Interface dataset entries
****************

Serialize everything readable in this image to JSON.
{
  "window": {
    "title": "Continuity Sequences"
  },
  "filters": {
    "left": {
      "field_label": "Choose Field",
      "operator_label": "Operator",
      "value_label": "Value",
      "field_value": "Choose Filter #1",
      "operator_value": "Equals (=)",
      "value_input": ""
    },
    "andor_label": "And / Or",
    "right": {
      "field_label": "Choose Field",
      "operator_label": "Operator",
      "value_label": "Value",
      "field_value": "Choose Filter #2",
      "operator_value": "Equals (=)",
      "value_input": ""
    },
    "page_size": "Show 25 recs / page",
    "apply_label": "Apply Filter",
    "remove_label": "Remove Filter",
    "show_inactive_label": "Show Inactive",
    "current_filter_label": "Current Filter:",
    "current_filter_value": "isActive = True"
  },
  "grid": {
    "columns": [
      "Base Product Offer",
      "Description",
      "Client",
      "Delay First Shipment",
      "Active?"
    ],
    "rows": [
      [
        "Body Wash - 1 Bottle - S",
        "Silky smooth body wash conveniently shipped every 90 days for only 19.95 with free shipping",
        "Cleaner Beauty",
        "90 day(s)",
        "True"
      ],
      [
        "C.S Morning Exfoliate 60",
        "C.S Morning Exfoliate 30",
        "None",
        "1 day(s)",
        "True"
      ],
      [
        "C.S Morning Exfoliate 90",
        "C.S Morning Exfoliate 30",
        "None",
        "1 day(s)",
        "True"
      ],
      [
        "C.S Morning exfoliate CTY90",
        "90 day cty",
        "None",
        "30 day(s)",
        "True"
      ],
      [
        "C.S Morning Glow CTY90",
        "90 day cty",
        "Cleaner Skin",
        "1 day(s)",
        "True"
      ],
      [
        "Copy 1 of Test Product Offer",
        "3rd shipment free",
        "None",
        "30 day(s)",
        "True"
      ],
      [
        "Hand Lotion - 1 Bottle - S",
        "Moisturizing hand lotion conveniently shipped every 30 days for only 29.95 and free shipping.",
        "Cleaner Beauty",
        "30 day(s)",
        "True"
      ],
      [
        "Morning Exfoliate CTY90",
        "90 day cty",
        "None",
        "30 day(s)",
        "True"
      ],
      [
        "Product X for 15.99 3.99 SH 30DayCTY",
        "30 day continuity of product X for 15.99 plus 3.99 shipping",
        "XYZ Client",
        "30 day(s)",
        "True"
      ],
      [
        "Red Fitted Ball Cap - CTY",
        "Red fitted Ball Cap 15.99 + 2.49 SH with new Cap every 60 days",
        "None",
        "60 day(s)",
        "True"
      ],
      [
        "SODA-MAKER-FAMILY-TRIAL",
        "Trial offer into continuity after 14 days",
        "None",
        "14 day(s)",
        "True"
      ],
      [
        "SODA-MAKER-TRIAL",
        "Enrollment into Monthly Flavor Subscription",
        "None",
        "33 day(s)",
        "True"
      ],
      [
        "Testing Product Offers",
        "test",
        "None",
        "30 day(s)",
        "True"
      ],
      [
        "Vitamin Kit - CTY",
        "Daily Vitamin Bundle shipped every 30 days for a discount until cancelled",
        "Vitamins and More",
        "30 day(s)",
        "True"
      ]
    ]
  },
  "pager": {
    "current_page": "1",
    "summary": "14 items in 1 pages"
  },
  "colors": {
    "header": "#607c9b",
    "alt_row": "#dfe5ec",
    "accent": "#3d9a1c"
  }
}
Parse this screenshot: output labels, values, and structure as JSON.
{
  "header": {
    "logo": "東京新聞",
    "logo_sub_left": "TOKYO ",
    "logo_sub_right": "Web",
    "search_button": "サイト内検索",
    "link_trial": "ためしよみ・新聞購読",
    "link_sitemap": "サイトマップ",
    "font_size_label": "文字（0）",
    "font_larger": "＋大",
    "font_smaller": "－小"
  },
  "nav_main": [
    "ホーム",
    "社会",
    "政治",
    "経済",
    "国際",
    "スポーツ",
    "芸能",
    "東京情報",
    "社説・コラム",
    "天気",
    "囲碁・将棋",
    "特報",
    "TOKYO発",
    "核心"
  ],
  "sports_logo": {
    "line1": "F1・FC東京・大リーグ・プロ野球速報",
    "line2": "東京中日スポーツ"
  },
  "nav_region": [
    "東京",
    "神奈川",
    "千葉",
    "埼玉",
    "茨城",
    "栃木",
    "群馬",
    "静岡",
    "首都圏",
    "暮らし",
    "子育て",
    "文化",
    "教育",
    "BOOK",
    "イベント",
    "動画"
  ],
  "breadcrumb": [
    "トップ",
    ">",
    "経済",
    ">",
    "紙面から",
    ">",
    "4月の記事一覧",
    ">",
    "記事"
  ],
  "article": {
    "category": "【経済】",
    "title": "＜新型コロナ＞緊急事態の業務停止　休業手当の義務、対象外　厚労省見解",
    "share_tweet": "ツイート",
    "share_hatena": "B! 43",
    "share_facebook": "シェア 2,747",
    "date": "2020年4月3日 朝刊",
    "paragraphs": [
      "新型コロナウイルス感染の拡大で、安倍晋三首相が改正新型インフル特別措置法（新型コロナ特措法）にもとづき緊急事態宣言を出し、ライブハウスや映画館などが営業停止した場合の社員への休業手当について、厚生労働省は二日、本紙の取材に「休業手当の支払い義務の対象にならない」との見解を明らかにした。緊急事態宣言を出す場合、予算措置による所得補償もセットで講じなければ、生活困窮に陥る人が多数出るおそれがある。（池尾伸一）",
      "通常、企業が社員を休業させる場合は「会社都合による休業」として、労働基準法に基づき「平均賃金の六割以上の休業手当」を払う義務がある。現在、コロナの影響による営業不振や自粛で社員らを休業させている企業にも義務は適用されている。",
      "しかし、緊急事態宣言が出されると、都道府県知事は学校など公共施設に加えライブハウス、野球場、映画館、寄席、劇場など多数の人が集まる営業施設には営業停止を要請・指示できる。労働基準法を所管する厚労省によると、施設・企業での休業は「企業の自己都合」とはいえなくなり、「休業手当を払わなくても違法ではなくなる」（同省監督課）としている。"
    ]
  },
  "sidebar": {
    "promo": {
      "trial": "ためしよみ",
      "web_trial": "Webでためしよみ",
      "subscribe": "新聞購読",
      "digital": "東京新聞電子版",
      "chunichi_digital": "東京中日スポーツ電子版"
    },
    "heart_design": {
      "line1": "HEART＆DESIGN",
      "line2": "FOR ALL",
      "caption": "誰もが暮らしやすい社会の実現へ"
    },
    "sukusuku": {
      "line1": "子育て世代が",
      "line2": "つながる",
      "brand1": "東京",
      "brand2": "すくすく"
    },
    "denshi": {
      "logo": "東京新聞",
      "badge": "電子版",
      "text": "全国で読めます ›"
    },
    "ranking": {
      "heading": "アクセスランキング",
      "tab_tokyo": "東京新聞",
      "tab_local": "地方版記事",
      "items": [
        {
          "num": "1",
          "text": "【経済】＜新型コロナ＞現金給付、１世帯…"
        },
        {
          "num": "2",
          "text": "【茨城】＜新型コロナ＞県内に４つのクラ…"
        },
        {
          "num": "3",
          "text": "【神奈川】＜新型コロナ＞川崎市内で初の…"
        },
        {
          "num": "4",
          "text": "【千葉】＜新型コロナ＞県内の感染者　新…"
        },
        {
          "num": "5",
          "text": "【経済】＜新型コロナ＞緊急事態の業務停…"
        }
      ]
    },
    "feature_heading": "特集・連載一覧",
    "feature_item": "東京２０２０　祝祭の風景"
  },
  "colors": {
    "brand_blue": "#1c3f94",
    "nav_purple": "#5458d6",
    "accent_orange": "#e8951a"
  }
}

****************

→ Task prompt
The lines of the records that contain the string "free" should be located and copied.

→ Solution for this exercise
        "Silky smooth body wash conveniently shipped every 90 days for only 19.95 with free shipping",
        "3rd shipment free",
        "Moisturizing hand lotion conveniently shipped every 30 days for only 29.95 and free shipping.",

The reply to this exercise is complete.